Newsletter Sign Up
Our Training Philosophy
We think of obedience training as dog education. We feel that your relationship with your dog should be based on fair and effective communication, it is the key to enhancing your relationship with your dog. The best way to accomplish this is through comprehensive obedience training and owner education.
We are committed to providing you and your dog with the best training and counseling available. Your dog’s training is based on its unique personality, behavioral issues, and breed traits, as well as your goals. We understand that not each dog can fit into a singular “method” of training and we have the ability to modify your dog’s training based on your dog and your goals. Your dog’s training will be designed to teach your dog useful obedience commands, good manners, and acceptable behavior patterns. Your dog’s training would not be complete without you, the owner, learning how to properly handle and effectively communicate with your dog.
While professional dog training may cost more than conventional club training or large group sessions, the benefits outweigh the additional investment:

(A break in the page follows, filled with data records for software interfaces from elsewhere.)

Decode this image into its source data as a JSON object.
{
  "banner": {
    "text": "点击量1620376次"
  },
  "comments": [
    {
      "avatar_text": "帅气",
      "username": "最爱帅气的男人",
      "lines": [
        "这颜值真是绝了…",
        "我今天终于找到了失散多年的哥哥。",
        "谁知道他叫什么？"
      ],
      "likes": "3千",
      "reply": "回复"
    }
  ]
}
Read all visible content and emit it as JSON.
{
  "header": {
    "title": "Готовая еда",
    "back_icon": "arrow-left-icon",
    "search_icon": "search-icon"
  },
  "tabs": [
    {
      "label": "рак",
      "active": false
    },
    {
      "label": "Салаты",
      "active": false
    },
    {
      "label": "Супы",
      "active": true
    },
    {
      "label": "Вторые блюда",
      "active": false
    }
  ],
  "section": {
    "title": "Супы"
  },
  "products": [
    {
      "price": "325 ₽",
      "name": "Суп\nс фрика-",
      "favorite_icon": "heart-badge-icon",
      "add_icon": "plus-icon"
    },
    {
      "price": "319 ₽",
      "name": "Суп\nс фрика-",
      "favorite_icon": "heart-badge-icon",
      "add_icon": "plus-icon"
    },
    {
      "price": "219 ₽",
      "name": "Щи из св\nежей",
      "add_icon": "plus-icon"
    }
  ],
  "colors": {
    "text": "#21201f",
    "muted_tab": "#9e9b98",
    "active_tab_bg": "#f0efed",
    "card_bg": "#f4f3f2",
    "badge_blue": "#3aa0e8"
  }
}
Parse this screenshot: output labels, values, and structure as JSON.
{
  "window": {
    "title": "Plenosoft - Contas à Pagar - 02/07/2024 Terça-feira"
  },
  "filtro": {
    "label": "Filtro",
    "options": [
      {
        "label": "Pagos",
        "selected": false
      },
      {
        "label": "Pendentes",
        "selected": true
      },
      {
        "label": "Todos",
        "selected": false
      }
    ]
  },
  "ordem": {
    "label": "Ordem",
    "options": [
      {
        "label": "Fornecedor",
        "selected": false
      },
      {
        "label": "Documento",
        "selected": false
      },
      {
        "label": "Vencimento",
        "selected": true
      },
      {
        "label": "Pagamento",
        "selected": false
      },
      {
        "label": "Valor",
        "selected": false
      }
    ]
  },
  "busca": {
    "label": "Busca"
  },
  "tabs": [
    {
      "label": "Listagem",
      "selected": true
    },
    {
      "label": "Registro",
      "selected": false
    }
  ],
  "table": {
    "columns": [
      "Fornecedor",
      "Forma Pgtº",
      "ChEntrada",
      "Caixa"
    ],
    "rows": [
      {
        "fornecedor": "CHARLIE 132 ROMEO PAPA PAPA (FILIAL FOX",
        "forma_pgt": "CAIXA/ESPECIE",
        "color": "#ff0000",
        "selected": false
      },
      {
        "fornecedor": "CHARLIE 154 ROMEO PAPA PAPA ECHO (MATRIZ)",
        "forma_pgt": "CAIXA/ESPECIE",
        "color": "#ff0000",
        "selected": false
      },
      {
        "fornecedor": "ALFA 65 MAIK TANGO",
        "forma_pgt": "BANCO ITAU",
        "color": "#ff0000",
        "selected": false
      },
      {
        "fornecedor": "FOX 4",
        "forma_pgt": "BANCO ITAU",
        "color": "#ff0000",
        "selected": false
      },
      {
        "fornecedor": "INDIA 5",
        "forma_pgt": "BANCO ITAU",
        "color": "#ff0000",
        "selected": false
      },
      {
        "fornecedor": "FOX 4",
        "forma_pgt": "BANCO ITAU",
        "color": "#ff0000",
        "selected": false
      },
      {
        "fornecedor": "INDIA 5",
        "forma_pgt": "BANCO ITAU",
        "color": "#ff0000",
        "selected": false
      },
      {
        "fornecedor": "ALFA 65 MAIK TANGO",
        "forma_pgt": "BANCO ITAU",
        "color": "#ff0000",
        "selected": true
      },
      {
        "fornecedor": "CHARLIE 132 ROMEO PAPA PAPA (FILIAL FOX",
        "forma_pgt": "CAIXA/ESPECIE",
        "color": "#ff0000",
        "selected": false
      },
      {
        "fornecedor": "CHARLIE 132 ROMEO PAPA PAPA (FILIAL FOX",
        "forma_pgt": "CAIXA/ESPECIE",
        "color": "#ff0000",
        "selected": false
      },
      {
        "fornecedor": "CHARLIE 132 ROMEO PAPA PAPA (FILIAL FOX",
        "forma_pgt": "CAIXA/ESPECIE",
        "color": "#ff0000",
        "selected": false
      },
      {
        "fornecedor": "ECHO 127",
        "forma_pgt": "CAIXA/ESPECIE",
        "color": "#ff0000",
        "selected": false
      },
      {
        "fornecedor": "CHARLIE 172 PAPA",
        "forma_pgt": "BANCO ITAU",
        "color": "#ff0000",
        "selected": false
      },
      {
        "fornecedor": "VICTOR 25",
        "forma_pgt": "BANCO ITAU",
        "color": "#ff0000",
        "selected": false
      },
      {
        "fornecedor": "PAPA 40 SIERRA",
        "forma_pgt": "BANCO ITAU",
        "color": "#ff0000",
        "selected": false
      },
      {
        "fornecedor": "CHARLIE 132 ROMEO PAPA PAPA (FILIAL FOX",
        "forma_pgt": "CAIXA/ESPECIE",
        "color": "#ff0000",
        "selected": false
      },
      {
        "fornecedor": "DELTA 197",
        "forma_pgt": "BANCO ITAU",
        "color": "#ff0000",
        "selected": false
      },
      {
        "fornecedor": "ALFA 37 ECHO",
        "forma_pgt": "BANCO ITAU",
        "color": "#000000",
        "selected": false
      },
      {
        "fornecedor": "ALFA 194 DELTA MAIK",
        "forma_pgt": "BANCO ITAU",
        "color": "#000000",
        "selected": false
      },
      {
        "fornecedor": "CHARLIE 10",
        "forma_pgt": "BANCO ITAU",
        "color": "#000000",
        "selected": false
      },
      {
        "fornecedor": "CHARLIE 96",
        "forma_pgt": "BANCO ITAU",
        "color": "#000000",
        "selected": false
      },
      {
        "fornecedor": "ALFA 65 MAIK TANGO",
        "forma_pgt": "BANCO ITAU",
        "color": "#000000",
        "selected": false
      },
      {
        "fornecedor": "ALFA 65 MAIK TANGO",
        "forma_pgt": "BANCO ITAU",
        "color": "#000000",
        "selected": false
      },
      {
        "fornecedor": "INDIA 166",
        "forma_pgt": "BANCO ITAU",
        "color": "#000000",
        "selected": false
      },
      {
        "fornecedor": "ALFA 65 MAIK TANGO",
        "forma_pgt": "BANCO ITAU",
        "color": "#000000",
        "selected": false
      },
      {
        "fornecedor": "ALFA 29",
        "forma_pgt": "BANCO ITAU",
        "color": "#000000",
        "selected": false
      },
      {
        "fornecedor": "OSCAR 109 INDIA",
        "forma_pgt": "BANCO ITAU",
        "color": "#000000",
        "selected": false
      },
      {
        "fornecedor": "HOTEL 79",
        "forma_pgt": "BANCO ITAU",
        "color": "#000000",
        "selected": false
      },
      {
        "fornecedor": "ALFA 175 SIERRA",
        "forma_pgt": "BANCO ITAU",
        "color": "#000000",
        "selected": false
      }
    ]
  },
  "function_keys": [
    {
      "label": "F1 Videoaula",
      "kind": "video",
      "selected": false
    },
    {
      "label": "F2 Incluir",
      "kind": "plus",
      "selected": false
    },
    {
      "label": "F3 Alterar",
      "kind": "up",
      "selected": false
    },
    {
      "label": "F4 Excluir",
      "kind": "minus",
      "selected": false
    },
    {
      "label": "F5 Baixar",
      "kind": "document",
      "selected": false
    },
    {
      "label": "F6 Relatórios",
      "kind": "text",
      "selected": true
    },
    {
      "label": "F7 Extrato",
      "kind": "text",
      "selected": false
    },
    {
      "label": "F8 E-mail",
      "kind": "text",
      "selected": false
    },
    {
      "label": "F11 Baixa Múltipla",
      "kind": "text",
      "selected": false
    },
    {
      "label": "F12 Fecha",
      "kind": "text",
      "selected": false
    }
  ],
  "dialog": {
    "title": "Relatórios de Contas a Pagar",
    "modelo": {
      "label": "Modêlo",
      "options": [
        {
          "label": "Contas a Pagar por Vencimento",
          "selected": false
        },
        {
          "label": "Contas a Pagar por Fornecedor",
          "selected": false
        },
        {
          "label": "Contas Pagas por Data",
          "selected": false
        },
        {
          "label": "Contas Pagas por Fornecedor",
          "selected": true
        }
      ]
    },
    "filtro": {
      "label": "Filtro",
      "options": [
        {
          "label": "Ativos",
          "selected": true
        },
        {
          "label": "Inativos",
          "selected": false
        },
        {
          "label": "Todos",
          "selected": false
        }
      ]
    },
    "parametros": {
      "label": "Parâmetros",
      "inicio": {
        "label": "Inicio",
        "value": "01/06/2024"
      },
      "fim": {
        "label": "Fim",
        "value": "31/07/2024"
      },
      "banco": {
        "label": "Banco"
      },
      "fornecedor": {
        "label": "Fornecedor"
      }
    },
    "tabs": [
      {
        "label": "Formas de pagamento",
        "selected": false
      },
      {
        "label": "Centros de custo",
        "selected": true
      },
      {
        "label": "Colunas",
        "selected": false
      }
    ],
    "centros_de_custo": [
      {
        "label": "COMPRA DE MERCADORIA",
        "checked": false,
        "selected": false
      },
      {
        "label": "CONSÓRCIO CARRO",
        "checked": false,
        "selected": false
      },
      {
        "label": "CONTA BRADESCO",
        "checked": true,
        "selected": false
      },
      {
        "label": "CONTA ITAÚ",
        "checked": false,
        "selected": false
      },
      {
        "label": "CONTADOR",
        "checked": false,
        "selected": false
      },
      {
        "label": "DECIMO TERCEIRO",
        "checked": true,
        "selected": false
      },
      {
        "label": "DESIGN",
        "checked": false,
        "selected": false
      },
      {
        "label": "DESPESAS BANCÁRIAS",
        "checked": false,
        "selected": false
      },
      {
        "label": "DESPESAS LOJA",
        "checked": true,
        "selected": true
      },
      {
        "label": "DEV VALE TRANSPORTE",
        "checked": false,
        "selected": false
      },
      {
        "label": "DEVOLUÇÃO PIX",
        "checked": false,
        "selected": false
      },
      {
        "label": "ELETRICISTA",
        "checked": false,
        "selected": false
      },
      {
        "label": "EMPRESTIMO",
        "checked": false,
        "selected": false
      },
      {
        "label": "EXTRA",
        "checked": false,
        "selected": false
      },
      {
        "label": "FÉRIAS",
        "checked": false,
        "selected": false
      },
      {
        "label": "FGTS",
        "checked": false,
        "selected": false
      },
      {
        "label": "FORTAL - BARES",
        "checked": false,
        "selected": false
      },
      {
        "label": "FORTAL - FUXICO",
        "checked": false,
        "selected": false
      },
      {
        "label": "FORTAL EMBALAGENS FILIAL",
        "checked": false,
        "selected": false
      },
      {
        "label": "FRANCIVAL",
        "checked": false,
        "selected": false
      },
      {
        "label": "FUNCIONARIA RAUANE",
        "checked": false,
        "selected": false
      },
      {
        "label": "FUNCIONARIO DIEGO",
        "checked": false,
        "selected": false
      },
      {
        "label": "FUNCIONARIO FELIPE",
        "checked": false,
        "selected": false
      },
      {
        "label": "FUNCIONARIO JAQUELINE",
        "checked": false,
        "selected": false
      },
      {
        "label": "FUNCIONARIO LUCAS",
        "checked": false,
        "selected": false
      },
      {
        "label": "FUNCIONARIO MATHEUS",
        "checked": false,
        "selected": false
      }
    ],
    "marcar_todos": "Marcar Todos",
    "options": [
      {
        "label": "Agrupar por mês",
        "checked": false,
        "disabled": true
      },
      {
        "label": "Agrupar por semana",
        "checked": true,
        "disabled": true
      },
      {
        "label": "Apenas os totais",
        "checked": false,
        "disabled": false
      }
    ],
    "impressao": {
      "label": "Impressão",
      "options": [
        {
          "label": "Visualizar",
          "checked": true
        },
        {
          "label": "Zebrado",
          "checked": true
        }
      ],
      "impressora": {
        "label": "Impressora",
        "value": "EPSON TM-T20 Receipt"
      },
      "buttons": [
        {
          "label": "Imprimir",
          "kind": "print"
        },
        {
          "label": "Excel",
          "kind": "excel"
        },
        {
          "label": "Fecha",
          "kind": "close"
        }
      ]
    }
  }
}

• one-on-one training designed to meet your dog's personality, behavioral issues, and breed traits, as well as your goals
• training sessions that are scheduled at your convenience
• attention during our training instruction is focused on you and your dog
• continued assistance is always available
• you will be working with a professionally trained and certified dog trainer
There are several methods of dog training in use today, ranging from highly corrective techniques to 100% positive reinforcement. On one end of the spectrum are highly corrective techniques, these are used by trainers who intimidate or force their dogs to do what they want. On the opposite end of the spectrum is 100% positive reinforcement, this type of training uses food or toys to bribe the dog to do something, without the use of distractions or corrections. This method is used by many trainers and pet retail stores because they feel it's politically correct. However, this training can sometimes create pushy, dominant behavior in dogs and even aggression. The problem with both of these categories of dog trainers is that their training produces inconsistent results along with dogs that don’t respect their owners.
The answer is maintaining a balance between motivation and correction. A good dog trainer has the ability to assess a dog’s well-being through an understanding of dog psychology, pack structure, and body language.
Thorough dog training includes three phases, a Learning Phase, a Distraction Phase, and a Correction Phase. When these phases are followed, the dog will have a clear understanding of what we expect from them. We show the dog that we are only going to ask him to do things he has learned. When he does something correctly, we will always praise him. Likewise, when he does something wrong, we will always let him know he has made a mistake.
The road to being a good pack leader is gaining the respect of your dog, applying responsible pack structure techniques, and mastering the concepts of dog training.